Introduction by Haddon: Refers to the book by James Chalmers (1887), Pioneering in New Guinea; Bevan as an early explorer; mentions “a primitive pygmy element” (Dr Wollaston, Pygmies and Papuans (1912) and that they are a “mixed group”; S.H. Ray’s classification; of “dark-skinned, woolly-haired natives” who are “Papuan”. Has three groups: 1) Pygmies; 2) Papuans; and 3) Melanesian. “A cultural drift is exemplified by the transmission of objects or customs by one tribe to another by a process of diffusion or by trade.”
Sees Gulf Culture as quite unlike any other (with some resemblances in the Fly River) and the closest parallel being “the middle region of the Sěpik (Kaiserin Agusta Fluss)…and this in turn has some affinities with the cultures found in the Bismarck Archipelago (New Britain, etc., and there were probably cultural migrations up the Sěpik from northernmost Melanesia.” Does not believe migrations came from the east because Mekeo District has no traces of Gulf Culture and also because the people are not seafarers. Their outriggers and double-canoes are borrowing from the Motu. The Namau use only dugout canoes.
One evidence for the immigration form the north across the central highlands is the distribution of the rattan cuirass (body armour cylinder to protect the chest, with “a front and back projection from the upper rim”). These are found north of the “Netherlands boundary” and a similar cuirass among “the pygmy people of the Nassau range.” Other cultural characteristics: initiation ceremonies with masks and bull-roarers, kava drink (the “complex” is also with the Tugeri, at the mouth of the Merauke, near the boundary, with the Gogadara, Bamu and the Baku and Jabim (Morobe), and the Bogadjim and Bongu). Tugeri have a “stone-headed club surmounted by an elaborate wooden fretwork, which is again found in the Middle Fly area, anther are linguistic and other points of resemblance between these two areas.” He sees the Tugeri migrating down the Strickland branch of the Fly to the Merauke and sea (also see Haddon JRAI XLVI, 1916:334-52).

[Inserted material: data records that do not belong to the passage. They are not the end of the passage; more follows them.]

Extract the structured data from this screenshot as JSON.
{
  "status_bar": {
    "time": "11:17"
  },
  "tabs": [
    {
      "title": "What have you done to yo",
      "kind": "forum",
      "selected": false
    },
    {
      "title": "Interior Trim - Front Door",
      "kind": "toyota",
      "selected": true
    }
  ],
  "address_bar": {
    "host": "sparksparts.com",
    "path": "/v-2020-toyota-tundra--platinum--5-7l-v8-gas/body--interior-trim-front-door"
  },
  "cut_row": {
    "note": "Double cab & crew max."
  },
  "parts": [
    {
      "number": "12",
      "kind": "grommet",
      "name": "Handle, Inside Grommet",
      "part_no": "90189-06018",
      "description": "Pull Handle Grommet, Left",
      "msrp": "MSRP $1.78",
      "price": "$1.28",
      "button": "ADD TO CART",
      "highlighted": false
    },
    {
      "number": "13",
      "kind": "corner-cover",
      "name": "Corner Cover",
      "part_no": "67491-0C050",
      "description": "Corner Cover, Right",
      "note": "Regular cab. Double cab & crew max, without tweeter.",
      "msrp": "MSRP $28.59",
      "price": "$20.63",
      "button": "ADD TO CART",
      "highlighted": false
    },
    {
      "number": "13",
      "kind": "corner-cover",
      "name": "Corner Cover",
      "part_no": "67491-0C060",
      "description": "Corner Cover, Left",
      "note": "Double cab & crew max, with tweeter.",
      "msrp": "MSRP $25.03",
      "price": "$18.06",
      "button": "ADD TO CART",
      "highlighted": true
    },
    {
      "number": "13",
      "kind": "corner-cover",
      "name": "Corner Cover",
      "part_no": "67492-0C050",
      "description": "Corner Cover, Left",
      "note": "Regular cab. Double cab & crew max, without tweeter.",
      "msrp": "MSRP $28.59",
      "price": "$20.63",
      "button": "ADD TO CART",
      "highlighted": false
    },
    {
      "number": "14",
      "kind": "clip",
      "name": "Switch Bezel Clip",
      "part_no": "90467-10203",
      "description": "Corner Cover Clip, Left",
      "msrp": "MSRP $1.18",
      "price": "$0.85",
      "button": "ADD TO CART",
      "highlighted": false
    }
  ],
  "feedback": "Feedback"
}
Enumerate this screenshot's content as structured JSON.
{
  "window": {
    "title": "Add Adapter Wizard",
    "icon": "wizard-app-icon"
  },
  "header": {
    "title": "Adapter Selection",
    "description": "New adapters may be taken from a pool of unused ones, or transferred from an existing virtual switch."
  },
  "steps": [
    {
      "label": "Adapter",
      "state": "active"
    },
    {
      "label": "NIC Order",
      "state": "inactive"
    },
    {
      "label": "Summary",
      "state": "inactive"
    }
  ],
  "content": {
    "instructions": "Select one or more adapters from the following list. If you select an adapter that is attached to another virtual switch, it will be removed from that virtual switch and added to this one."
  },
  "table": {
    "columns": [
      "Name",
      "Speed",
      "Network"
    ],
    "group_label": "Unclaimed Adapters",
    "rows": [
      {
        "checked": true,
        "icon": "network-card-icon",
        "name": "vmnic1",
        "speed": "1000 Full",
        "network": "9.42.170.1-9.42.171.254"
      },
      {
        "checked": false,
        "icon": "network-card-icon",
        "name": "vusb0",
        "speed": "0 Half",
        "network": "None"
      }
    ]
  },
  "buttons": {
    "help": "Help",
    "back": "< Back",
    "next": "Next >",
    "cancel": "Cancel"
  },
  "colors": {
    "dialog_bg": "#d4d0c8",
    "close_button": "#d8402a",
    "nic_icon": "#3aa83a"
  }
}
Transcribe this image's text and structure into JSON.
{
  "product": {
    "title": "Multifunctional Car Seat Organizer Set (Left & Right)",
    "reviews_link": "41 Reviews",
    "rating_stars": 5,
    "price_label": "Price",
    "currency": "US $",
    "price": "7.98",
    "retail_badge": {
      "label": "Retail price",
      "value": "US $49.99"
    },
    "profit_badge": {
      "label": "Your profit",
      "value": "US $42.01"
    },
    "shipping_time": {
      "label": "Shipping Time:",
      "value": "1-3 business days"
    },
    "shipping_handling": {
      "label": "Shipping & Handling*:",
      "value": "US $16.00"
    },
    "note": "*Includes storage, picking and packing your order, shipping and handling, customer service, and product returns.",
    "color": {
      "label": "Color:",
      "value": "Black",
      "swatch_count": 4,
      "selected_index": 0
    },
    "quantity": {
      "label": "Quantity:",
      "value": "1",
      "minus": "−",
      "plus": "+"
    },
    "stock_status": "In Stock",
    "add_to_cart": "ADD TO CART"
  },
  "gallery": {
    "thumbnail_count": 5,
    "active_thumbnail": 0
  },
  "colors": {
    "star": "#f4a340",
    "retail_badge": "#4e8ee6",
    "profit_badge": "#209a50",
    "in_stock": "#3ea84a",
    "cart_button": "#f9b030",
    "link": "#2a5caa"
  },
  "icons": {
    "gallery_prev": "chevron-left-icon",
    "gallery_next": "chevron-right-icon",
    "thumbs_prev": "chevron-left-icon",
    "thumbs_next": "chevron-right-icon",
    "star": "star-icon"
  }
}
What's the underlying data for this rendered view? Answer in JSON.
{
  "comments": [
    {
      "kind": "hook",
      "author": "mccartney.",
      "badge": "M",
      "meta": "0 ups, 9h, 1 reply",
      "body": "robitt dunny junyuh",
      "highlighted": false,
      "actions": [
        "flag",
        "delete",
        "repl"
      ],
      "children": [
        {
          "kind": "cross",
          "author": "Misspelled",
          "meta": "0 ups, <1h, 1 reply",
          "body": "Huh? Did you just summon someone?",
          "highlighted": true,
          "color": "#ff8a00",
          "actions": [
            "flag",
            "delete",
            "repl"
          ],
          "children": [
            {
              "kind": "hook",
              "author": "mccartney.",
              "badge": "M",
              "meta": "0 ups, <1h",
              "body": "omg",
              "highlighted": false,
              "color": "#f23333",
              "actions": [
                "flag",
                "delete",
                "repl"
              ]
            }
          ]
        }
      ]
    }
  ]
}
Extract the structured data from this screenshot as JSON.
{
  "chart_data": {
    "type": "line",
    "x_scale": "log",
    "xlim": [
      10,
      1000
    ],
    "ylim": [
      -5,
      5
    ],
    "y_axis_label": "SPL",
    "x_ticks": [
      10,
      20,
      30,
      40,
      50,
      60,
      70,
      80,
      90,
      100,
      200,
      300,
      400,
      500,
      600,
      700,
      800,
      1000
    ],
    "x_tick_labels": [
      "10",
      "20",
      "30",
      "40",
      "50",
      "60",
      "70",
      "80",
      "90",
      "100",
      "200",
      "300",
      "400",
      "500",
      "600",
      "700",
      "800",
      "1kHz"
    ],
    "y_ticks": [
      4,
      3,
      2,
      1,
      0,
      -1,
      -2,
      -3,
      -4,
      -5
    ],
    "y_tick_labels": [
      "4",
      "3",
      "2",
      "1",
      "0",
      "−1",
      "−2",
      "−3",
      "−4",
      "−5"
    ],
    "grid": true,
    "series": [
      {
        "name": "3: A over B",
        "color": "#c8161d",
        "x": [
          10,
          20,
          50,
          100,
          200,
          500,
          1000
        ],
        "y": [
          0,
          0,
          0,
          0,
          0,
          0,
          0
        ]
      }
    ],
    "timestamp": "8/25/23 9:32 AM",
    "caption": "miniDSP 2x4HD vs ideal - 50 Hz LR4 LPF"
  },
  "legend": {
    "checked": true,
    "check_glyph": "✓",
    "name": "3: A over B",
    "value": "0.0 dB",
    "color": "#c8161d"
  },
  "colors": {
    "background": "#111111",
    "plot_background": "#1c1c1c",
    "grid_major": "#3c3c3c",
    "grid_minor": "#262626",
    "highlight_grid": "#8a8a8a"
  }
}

He sees a pattern from the Ramu across the Highlands to the upper waters of the Strickland. No record of kava drinking among the Purari and Kikori. Nothing know of Kiwai migrations although they have bull-roarerss, masks and human effigies. The agiba shrines are found among the Kerewa and to the Bamu and as far west as the Fly. Kerewa culture of the Goaribari Island and inland has long houses and shines with skulls, masks of basket-work (also along the Sepik) and use river canoes. Finds the Namau cult of Kopirivi (Man, XIX, 1919, No.91) and the Ipi version similar to the Orokolo.